━━━ Records for this task

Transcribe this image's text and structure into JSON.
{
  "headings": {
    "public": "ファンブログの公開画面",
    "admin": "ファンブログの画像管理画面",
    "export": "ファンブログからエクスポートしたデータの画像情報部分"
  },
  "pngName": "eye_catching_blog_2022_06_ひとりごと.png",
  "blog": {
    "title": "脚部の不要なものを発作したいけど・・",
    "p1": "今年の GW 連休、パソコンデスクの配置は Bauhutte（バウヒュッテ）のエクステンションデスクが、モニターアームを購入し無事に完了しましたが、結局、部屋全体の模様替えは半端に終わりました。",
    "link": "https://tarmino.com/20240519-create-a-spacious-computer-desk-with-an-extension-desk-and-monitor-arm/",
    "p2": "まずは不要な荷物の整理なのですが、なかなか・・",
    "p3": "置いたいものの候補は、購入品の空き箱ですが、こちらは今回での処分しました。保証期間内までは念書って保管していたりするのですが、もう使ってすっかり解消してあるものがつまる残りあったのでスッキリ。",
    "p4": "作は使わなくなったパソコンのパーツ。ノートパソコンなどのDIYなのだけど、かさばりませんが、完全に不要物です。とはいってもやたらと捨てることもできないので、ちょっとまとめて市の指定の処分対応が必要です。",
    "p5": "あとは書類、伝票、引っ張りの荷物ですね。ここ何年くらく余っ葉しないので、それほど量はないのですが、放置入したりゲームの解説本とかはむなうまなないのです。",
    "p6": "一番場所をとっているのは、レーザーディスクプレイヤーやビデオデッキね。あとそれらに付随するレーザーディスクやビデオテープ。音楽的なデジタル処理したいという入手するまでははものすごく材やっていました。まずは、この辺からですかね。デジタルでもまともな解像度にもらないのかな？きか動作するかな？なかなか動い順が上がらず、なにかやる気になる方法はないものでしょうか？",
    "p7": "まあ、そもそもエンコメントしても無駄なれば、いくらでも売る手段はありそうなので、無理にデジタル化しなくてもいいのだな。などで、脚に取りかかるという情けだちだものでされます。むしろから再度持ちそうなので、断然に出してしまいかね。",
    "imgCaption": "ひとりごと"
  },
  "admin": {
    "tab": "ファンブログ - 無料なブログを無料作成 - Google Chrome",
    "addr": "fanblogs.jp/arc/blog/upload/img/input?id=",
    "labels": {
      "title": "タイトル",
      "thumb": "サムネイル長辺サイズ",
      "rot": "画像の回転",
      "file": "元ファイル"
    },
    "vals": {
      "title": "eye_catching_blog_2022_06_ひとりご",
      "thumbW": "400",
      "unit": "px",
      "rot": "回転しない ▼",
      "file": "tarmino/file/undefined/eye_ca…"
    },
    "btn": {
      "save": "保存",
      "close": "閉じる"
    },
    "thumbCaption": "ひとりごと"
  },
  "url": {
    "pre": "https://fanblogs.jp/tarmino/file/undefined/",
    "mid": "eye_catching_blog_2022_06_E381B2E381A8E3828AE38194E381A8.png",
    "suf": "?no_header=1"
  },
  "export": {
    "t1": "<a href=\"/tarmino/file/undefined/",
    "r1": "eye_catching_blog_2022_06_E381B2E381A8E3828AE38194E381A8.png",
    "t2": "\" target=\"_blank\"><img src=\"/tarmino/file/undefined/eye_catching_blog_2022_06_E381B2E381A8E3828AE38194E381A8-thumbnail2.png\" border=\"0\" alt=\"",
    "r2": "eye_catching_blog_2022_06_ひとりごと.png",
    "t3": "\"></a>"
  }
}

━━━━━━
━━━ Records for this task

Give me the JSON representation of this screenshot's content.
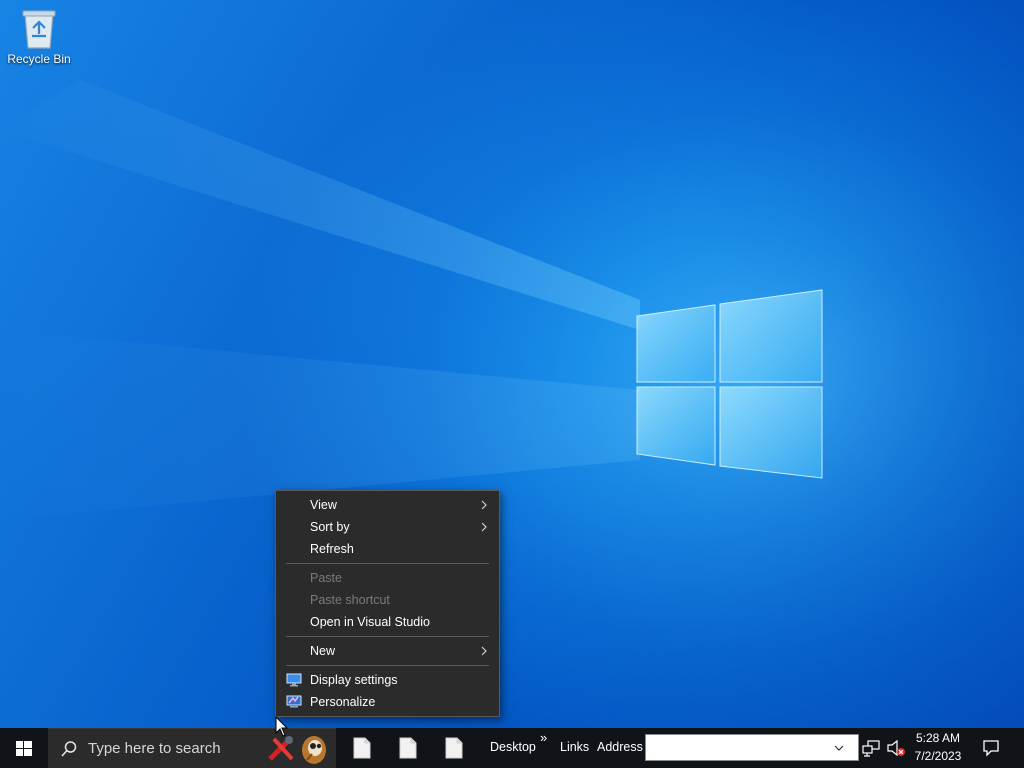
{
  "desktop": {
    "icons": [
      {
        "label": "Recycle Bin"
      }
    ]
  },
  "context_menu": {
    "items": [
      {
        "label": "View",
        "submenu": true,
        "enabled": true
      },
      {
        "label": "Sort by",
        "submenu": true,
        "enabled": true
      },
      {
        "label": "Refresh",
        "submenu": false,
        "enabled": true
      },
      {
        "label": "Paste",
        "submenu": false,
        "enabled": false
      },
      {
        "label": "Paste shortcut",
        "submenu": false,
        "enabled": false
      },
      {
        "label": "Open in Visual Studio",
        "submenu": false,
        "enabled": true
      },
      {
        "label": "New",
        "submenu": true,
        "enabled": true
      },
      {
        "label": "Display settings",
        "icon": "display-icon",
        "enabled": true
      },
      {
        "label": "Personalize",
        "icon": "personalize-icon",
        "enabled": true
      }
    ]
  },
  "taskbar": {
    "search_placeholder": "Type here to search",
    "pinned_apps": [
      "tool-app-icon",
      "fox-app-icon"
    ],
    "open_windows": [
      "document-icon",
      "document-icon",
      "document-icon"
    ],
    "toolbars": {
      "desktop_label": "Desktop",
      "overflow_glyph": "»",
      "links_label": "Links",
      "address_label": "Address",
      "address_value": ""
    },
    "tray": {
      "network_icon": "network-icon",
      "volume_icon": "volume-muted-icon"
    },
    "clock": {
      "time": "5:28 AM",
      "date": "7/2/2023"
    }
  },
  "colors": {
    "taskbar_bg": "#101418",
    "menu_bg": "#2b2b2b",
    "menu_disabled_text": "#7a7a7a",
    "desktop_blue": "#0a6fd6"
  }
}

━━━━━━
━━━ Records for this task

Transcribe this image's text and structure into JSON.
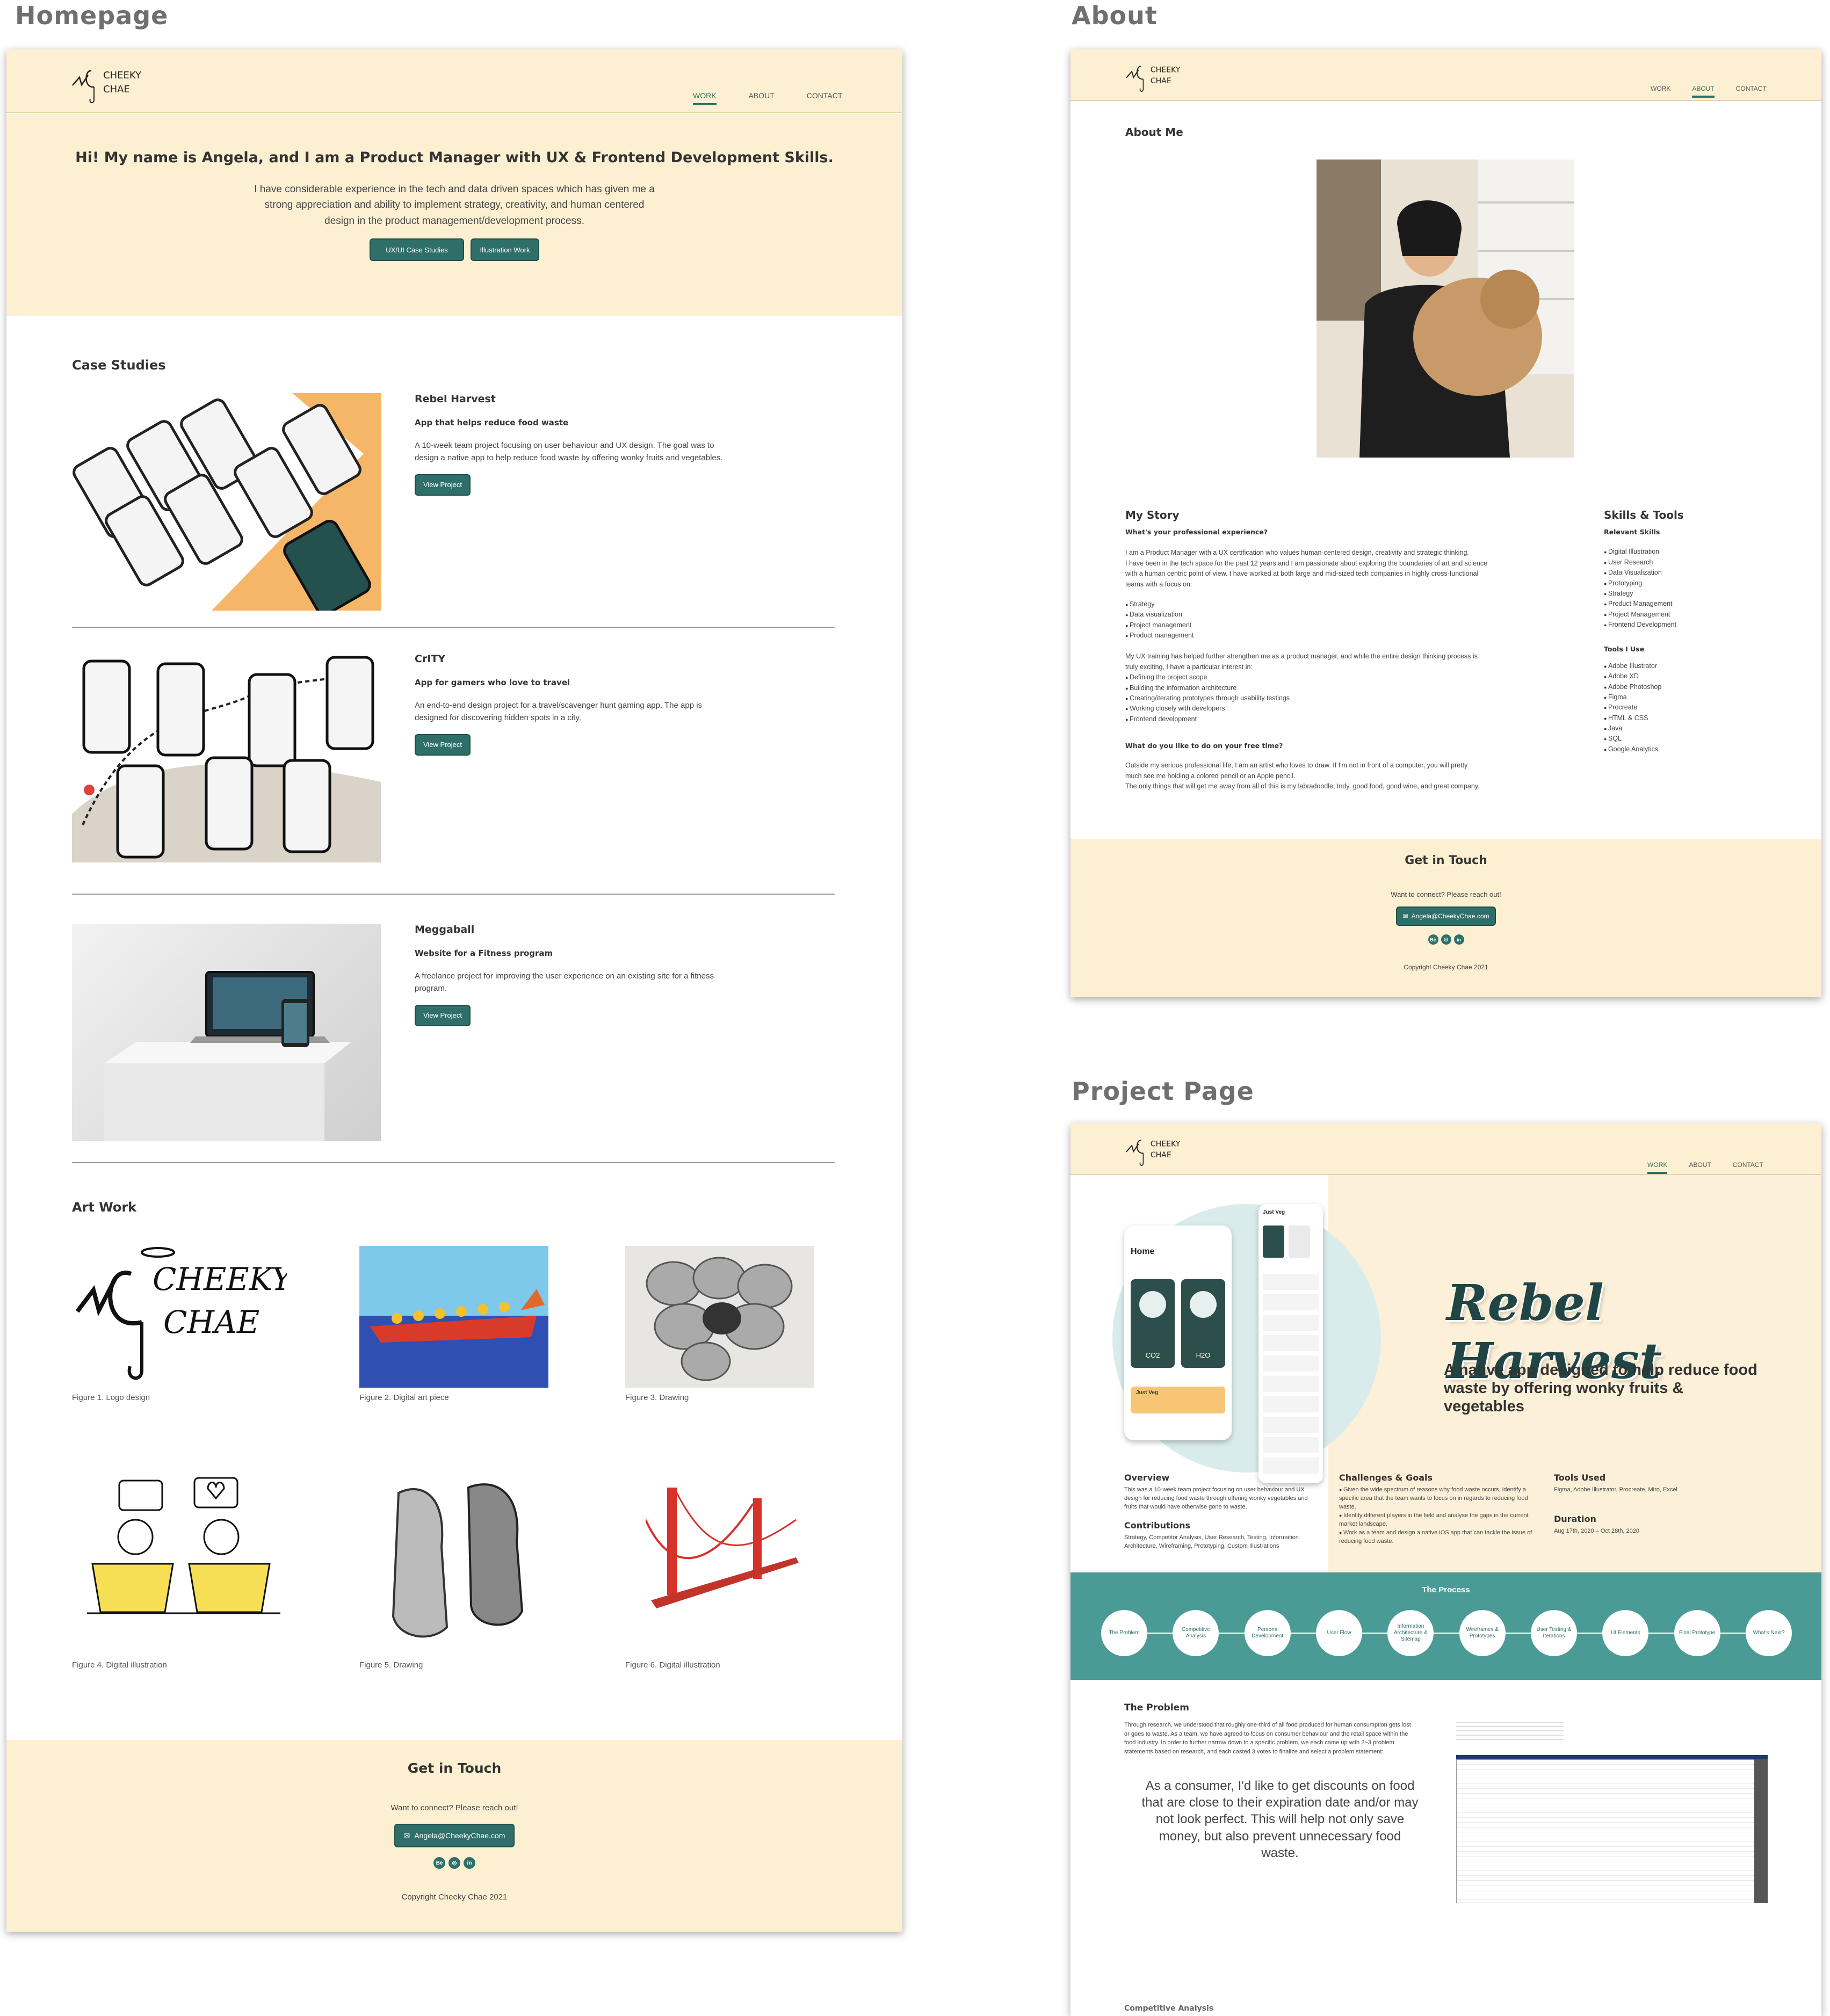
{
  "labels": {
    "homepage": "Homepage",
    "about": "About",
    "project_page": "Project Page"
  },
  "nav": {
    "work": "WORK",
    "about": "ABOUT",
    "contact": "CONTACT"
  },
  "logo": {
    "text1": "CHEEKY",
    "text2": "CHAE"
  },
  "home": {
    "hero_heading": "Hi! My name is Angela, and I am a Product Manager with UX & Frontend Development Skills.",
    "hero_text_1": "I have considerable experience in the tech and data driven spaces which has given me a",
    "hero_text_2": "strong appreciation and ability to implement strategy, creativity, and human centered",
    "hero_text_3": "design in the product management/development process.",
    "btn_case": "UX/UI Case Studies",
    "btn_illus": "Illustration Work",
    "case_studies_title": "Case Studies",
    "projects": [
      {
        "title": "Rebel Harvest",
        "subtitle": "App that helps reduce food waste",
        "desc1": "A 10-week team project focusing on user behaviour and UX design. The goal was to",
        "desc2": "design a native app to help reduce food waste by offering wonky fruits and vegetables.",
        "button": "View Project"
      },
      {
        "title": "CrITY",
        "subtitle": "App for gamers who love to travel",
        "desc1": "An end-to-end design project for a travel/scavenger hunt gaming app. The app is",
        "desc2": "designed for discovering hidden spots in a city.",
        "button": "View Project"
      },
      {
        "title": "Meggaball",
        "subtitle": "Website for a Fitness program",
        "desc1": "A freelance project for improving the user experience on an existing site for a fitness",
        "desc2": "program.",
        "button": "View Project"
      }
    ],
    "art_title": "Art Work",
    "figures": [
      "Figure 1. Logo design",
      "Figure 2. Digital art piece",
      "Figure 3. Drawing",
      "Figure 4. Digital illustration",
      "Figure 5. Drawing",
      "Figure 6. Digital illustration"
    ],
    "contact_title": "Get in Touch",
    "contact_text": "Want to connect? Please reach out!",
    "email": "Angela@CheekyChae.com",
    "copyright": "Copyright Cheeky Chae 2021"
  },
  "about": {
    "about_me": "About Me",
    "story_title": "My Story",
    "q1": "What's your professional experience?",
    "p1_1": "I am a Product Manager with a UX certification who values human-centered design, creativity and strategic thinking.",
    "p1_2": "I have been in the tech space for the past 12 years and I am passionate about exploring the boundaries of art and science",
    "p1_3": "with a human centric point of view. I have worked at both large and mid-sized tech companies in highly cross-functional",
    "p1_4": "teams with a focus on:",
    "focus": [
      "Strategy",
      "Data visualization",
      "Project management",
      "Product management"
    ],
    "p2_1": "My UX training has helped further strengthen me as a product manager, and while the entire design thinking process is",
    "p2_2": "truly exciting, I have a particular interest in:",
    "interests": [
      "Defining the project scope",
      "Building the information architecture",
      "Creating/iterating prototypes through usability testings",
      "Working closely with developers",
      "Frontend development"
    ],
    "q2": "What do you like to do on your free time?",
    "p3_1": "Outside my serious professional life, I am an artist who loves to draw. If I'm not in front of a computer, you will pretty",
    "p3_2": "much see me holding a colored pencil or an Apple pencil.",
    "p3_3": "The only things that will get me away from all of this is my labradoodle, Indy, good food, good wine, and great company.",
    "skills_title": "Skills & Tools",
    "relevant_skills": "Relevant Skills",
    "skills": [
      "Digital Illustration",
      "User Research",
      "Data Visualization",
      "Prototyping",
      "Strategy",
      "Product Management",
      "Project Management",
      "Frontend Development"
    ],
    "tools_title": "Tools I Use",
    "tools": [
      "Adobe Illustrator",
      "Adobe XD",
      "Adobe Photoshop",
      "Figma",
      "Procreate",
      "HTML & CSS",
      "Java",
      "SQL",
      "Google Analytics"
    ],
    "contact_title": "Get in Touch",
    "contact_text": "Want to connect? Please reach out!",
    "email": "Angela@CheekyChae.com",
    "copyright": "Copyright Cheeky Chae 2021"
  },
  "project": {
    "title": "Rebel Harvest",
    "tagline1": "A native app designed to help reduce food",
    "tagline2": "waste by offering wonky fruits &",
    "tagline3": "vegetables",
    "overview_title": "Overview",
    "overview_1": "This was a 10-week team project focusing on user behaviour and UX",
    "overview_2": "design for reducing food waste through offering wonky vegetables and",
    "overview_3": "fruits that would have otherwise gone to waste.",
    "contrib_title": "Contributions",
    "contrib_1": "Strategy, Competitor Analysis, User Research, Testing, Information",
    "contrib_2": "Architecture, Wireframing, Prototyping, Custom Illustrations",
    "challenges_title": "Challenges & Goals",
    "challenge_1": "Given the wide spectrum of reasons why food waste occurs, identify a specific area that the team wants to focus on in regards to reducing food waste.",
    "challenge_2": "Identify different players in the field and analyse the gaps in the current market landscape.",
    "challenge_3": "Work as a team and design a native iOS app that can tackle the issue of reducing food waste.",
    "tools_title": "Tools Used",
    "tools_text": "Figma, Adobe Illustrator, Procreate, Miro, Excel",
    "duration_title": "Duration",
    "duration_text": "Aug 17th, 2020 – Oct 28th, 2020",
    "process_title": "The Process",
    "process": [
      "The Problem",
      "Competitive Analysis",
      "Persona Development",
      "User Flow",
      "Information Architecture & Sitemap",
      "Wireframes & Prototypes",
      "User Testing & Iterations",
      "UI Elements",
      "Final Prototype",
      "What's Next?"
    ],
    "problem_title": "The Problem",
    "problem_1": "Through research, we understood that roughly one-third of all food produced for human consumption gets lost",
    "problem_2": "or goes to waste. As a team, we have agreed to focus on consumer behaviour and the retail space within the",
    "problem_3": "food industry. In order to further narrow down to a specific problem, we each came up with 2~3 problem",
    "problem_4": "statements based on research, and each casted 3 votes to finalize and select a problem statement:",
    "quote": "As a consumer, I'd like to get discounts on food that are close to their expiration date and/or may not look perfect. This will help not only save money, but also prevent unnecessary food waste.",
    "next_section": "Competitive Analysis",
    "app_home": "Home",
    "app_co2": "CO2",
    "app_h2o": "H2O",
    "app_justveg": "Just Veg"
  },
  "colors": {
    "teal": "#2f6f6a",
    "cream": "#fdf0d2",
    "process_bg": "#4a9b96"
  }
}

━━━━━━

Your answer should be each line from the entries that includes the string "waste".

        "subtitle": "App that helps reduce food waste",
        "desc2": "design a native app to help reduce food waste by offering wonky fruits and vegetables.",
    "tagline2": "waste by offering wonky fruits &",
    "overview_2": "design for reducing food waste through offering wonky vegetables and",
    "overview_3": "fruits that would have otherwise gone to waste.",
    "challenge_1": "Given the wide spectrum of reasons why food waste occurs, identify a specific area that the team wants to focus on in regards to reducing food waste.",
    "challenge_3": "Work as a team and design a native iOS app that can tackle the issue of reducing food waste.",
    "problem_2": "or goes to waste. As a team, we have agreed to focus on consumer behaviour and the retail space within the",
    "quote": "As a consumer, I'd like to get discounts on food that are close to their expiration date and/or may not look perfect. This will help not only save money, but also prevent unnecessary food waste.",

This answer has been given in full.